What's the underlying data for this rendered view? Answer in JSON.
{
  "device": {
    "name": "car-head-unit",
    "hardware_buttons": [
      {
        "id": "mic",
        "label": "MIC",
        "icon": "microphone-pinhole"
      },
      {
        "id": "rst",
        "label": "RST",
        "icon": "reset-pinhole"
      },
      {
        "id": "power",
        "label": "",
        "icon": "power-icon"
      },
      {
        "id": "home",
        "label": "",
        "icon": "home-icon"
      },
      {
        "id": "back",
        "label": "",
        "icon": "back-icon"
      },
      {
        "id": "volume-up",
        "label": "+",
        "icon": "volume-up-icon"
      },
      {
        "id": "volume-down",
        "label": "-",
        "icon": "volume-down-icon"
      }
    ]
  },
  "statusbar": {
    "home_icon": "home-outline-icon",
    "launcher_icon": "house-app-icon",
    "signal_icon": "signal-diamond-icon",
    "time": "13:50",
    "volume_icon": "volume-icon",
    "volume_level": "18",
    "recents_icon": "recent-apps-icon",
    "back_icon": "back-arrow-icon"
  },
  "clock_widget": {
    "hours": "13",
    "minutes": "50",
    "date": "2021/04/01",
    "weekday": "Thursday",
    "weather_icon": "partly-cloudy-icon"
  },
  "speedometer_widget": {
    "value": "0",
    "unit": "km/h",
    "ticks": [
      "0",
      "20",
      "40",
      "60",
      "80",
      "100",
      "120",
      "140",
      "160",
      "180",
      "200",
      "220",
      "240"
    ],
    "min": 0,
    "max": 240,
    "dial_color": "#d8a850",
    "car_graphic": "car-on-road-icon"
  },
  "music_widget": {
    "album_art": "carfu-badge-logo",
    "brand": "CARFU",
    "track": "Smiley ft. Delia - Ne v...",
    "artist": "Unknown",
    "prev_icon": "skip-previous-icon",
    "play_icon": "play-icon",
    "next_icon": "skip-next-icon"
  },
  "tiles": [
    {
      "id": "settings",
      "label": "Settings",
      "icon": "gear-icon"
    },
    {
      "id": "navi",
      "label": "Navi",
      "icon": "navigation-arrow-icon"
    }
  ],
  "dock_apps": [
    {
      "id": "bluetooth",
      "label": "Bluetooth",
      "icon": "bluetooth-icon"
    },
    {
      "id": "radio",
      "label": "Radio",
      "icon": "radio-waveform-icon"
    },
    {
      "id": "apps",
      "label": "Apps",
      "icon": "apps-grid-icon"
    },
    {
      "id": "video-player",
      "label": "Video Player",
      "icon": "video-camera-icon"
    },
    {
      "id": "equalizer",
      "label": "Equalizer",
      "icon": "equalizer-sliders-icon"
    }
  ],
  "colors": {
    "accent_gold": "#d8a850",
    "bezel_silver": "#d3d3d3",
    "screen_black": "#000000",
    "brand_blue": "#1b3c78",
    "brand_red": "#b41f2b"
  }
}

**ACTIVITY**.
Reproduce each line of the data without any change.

**ANSWER SPACE**.
What's the underlying data for this rendered view? Answer in JSON.
{
  "device": {
    "name": "car-head-unit",
    "hardware_buttons": [
      {
        "id": "mic",
        "label": "MIC",
        "icon": "microphone-pinhole"
      },
      {
        "id": "rst",
        "label": "RST",
        "icon": "reset-pinhole"
      },
      {
        "id": "power",
        "label": "",
        "icon": "power-icon"
      },
      {
        "id": "home",
        "label": "",
        "icon": "home-icon"
      },
      {
        "id": "back",
        "label": "",
        "icon": "back-icon"
      },
      {
        "id": "volume-up",
        "label": "+",
        "icon": "volume-up-icon"
      },
      {
        "id": "volume-down",
        "label": "-",
        "icon": "volume-down-icon"
      }
    ]
  },
  "statusbar": {
    "home_icon": "home-outline-icon",
    "launcher_icon": "house-app-icon",
    "signal_icon": "signal-diamond-icon",
    "time": "13:50",
    "volume_icon": "volume-icon",
    "volume_level": "18",
    "recents_icon": "recent-apps-icon",
    "back_icon": "back-arrow-icon"
  },
  "clock_widget": {
    "hours": "13",
    "minutes": "50",
    "date": "2021/04/01",
    "weekday": "Thursday",
    "weather_icon": "partly-cloudy-icon"
  },
  "speedometer_widget": {
    "value": "0",
    "unit": "km/h",
    "ticks": [
      "0",
      "20",
      "40",
      "60",
      "80",
      "100",
      "120",
      "140",
      "160",
      "180",
      "200",
      "220",
      "240"
    ],
    "min": 0,
    "max": 240,
    "dial_color": "#d8a850",
    "car_graphic": "car-on-road-icon"
  },
  "music_widget": {
    "album_art": "carfu-badge-logo",
    "brand": "CARFU",
    "track": "Smiley ft. Delia - Ne v...",
    "artist": "Unknown",
    "prev_icon": "skip-previous-icon",
    "play_icon": "play-icon",
    "next_icon": "skip-next-icon"
  },
  "tiles": [
    {
      "id": "settings",
      "label": "Settings",
      "icon": "gear-icon"
    },
    {
      "id": "navi",
      "label": "Navi",
      "icon": "navigation-arrow-icon"
    }
  ],
  "dock_apps": [
    {
      "id": "bluetooth",
      "label": "Bluetooth",
      "icon": "bluetooth-icon"
    },
    {
      "id": "radio",
      "label": "Radio",
      "icon": "radio-waveform-icon"
    },
    {
      "id": "apps",
      "label": "Apps",
      "icon": "apps-grid-icon"
    },
    {
      "id": "video-player",
      "label": "Video Player",
      "icon": "video-camera-icon"
    },
    {
      "id": "equalizer",
      "label": "Equalizer",
      "icon": "equalizer-sliders-icon"
    }
  ],
  "colors": {
    "accent_gold": "#d8a850",
    "bezel_silver": "#d3d3d3",
    "screen_black": "#000000",
    "brand_blue": "#1b3c78",
    "brand_red": "#b41f2b"
  }
}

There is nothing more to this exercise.